▶ **TASK TO CARRY OUT**:
Omit the pictures, please, and give each record below again exactly.

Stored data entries
++++++++++++++++++++
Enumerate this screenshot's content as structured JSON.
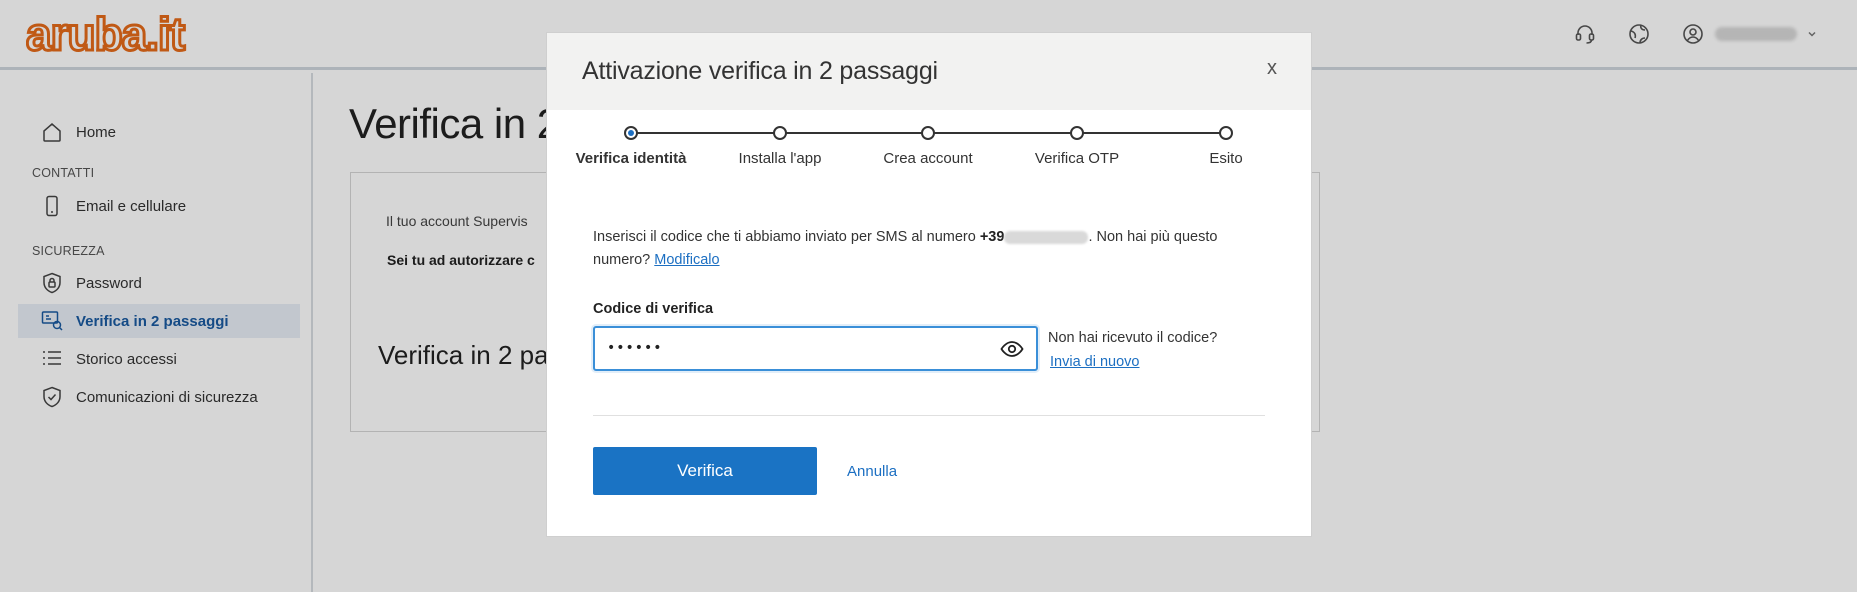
{
  "brand": {
    "logo_text": "aruba.it",
    "color": "#e56a1a"
  },
  "header": {
    "icons": [
      "headset-icon",
      "globe-icon",
      "user-circle-icon"
    ],
    "user_name": ""
  },
  "sidebar": {
    "home": "Home",
    "section_contacts": "CONTATTI",
    "email_phone": "Email e cellulare",
    "section_security": "SICUREZZA",
    "password": "Password",
    "two_step": "Verifica in 2 passaggi",
    "access_history": "Storico accessi",
    "security_comms": "Comunicazioni di sicurezza"
  },
  "main": {
    "title": "Verifica in 2",
    "card_text": "Il tuo account Supervis",
    "card_question": "Sei tu ad autorizzare c",
    "card_heading": "Verifica in 2 pas"
  },
  "modal": {
    "title": "Attivazione verifica in 2 passaggi",
    "close_label": "x",
    "steps": [
      {
        "label": "Verifica identità",
        "active": true
      },
      {
        "label": "Installa l'app",
        "active": false
      },
      {
        "label": "Crea account",
        "active": false
      },
      {
        "label": "Verifica OTP",
        "active": false
      },
      {
        "label": "Esito",
        "active": false
      }
    ],
    "info_prefix": "Inserisci il codice che ti abbiamo inviato per SMS al numero ",
    "phone_prefix": "+39",
    "info_suffix": ". Non hai più questo numero? ",
    "change_link": "Modificalo",
    "field_label": "Codice di verifica",
    "code_value": "••••••",
    "resend_question": "Non hai ricevuto il codice?",
    "resend_link": "Invia di nuovo",
    "verify_button": "Verifica",
    "cancel_button": "Annulla",
    "accent_color": "#1a73c4"
  }
}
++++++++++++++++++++
▶ **OUTPUT OF THE TASK**:
Enumerate this screenshot's content as structured JSON.
{
  "brand": {
    "logo_text": "aruba.it",
    "color": "#e56a1a"
  },
  "header": {
    "icons": [
      "headset-icon",
      "globe-icon",
      "user-circle-icon"
    ],
    "user_name": ""
  },
  "sidebar": {
    "home": "Home",
    "section_contacts": "CONTATTI",
    "email_phone": "Email e cellulare",
    "section_security": "SICUREZZA",
    "password": "Password",
    "two_step": "Verifica in 2 passaggi",
    "access_history": "Storico accessi",
    "security_comms": "Comunicazioni di sicurezza"
  },
  "main": {
    "title": "Verifica in 2",
    "card_text": "Il tuo account Supervis",
    "card_question": "Sei tu ad autorizzare c",
    "card_heading": "Verifica in 2 pas"
  },
  "modal": {
    "title": "Attivazione verifica in 2 passaggi",
    "close_label": "x",
    "steps": [
      {
        "label": "Verifica identità",
        "active": true
      },
      {
        "label": "Installa l'app",
        "active": false
      },
      {
        "label": "Crea account",
        "active": false
      },
      {
        "label": "Verifica OTP",
        "active": false
      },
      {
        "label": "Esito",
        "active": false
      }
    ],
    "info_prefix": "Inserisci il codice che ti abbiamo inviato per SMS al numero ",
    "phone_prefix": "+39",
    "info_suffix": ". Non hai più questo numero? ",
    "change_link": "Modificalo",
    "field_label": "Codice di verifica",
    "code_value": "••••••",
    "resend_question": "Non hai ricevuto il codice?",
    "resend_link": "Invia di nuovo",
    "verify_button": "Verifica",
    "cancel_button": "Annulla",
    "accent_color": "#1a73c4"
  }
}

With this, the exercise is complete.